*WHAT YOU HAVE TO DO*. Write out each line of the records that has "アドイン" in it.

*PROVIDED ENTRIES*.

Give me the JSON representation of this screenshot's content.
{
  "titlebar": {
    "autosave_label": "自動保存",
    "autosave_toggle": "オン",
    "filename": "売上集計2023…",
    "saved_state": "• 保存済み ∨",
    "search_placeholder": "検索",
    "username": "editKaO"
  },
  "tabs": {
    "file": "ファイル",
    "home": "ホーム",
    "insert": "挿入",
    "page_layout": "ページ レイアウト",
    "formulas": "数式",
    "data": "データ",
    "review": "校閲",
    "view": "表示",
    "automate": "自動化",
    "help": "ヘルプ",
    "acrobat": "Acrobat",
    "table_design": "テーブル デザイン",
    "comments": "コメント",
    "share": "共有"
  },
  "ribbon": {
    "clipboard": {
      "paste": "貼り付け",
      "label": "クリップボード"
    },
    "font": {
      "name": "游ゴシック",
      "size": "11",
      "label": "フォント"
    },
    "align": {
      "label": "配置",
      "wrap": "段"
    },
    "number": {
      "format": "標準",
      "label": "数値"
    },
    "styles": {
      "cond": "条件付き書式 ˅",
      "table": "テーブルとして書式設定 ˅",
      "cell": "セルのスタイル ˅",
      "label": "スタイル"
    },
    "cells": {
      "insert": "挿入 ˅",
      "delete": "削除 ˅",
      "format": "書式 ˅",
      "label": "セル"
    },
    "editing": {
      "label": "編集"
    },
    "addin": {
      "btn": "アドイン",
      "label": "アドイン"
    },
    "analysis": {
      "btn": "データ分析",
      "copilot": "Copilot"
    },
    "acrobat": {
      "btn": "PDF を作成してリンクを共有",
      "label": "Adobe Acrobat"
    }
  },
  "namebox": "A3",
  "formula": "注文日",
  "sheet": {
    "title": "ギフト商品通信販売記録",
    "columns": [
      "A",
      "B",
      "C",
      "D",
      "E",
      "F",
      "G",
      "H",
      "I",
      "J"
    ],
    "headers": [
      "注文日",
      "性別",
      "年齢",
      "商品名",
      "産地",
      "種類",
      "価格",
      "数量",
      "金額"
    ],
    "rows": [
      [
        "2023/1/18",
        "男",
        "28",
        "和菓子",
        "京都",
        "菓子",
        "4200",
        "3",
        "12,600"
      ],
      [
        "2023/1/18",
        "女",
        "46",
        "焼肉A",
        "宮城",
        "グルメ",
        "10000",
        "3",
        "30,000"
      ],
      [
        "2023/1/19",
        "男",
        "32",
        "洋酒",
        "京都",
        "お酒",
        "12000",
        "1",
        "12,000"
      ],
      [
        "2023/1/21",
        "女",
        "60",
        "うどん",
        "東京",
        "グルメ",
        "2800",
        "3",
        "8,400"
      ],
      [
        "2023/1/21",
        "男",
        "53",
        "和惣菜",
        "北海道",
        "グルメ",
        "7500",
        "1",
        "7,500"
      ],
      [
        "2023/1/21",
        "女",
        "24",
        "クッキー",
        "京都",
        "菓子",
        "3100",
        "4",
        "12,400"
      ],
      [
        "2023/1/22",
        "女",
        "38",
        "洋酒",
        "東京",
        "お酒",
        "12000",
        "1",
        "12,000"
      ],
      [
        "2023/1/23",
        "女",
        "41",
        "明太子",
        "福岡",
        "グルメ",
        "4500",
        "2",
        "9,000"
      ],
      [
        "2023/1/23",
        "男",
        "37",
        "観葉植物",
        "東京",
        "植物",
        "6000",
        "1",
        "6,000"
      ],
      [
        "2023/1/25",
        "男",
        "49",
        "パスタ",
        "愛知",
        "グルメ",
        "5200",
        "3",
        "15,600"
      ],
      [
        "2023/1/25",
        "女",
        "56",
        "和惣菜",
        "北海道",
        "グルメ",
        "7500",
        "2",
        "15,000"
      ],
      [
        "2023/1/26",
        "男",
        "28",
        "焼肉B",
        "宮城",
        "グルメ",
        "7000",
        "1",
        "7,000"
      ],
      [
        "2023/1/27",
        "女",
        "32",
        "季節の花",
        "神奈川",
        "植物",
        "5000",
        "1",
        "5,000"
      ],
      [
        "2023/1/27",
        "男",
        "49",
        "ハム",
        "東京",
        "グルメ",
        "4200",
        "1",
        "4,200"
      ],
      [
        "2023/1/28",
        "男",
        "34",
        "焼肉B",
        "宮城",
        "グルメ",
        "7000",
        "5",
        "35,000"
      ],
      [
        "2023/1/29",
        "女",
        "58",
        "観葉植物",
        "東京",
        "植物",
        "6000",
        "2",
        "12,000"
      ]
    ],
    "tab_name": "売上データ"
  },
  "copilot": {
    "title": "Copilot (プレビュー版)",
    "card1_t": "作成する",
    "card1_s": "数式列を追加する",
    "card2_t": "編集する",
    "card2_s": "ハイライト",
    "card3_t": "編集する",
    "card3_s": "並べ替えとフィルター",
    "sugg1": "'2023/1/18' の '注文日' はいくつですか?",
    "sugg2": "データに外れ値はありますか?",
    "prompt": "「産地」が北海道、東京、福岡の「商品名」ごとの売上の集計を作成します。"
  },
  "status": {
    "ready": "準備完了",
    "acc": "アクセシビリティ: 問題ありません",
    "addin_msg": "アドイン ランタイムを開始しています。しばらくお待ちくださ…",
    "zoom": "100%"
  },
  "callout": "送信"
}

*RESPONSE AREA*.
      "btn": "アドイン",
      "label": "アドイン"
    "addin_msg": "アドイン ランタイムを開始しています。しばらくお待ちくださ…",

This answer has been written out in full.